Patient experience and satisfaction is listed as a top priority for 63% of hospitals. Patrick Ryan, Press Ganey’s CEO is quoted as saying “patient experience is ambiguous”. It is indeed, and improving it becomes more arcane the more nuanced it gets by looking only at the experiences as defined by CMS.
So, here are my talking points. For the following reasons I can state with a 95% or higher degree of certainty that your hospital, that 19 out of 20 hospitals are not innovating patient experience.
- Plus or minus any given experience initiative, every hospital is doing the same thing.
- It is all centered around HCAHPs or NPS—measuring a different way does not change the result
- Hospitals’ efforts to improve patient experience only deal with patients—as opposed to patients and prospective patients
- It only deals with patient interactions that occur within the hospital facility
- It mostly deals with inpatients
- The people who are excluded from all of the costly efforts to improve experience are:
- Those not surveyed
- Prospective patients
- These people are a hospital’s potential future revenue stream
- If every hospital claims they are thinking out-of-the-box regarding patient experience, the only thing that has changed is the location of the box. For example, if your firm manufactures toothbrushes, and your firm’s idea of a transformative, competitive strategic innovation, one that will gain market share, is to manufacture a purple toothbrush, think again.
- Hospitals are not focused on prospective patients—a hospital’s future revenue stream
- Hospitals do not know the experiences of patients or prospective patients for interactions that occur outside of the hospital:
- On the web
- On mobile devices
- When the call the hospital
Continuing to beat a dead horse, does not make it deader. Get out of the box, way out. Make it easier for people to do business with your hospital—that is the first step to innovating patient experience.

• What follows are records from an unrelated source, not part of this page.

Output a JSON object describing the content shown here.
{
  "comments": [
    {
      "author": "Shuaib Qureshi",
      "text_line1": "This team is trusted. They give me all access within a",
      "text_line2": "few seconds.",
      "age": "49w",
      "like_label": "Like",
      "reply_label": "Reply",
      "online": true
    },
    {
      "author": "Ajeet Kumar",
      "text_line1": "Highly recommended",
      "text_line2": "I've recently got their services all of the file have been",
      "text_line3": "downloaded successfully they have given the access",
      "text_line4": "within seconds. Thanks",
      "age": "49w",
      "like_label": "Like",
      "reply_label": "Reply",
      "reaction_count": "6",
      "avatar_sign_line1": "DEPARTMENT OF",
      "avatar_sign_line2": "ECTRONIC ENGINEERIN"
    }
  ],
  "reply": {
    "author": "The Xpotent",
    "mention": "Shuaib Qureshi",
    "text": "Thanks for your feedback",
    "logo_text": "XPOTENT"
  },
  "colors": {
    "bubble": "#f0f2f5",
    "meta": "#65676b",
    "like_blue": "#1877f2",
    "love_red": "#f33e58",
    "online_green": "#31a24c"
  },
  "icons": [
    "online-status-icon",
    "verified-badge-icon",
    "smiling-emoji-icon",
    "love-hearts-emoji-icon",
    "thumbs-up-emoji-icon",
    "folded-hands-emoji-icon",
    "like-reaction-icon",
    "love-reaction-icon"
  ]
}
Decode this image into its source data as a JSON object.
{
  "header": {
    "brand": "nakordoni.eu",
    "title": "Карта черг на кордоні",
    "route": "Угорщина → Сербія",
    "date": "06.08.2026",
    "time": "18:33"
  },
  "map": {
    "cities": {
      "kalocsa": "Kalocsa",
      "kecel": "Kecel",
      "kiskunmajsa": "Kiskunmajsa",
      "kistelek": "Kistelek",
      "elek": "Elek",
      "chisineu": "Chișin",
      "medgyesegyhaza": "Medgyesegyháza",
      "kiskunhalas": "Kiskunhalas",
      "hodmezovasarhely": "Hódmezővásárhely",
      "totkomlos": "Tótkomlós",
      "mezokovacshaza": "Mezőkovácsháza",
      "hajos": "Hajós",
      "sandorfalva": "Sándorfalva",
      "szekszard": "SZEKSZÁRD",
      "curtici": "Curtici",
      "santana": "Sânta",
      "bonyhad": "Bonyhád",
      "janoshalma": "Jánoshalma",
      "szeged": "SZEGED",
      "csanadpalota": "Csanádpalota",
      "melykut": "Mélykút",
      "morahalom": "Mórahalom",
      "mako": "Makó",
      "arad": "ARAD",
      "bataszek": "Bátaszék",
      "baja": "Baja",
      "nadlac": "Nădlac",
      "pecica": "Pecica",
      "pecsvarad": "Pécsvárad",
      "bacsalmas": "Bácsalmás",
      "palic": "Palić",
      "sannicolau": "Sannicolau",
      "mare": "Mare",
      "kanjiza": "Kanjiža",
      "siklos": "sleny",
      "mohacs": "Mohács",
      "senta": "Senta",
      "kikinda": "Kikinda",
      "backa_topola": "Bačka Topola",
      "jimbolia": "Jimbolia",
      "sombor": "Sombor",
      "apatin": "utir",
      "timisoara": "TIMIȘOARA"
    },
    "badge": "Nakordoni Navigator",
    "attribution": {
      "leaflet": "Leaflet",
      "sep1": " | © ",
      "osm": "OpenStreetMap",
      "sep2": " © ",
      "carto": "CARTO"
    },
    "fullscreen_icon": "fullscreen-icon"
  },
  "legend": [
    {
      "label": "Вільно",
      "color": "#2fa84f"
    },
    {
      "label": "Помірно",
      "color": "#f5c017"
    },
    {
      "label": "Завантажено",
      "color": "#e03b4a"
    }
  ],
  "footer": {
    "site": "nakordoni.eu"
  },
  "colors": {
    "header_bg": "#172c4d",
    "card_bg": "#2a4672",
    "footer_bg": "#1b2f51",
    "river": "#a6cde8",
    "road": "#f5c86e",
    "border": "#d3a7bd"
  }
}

Study the diagram. What can you be doing to improve the experience of everyone who interfaces with your hospital?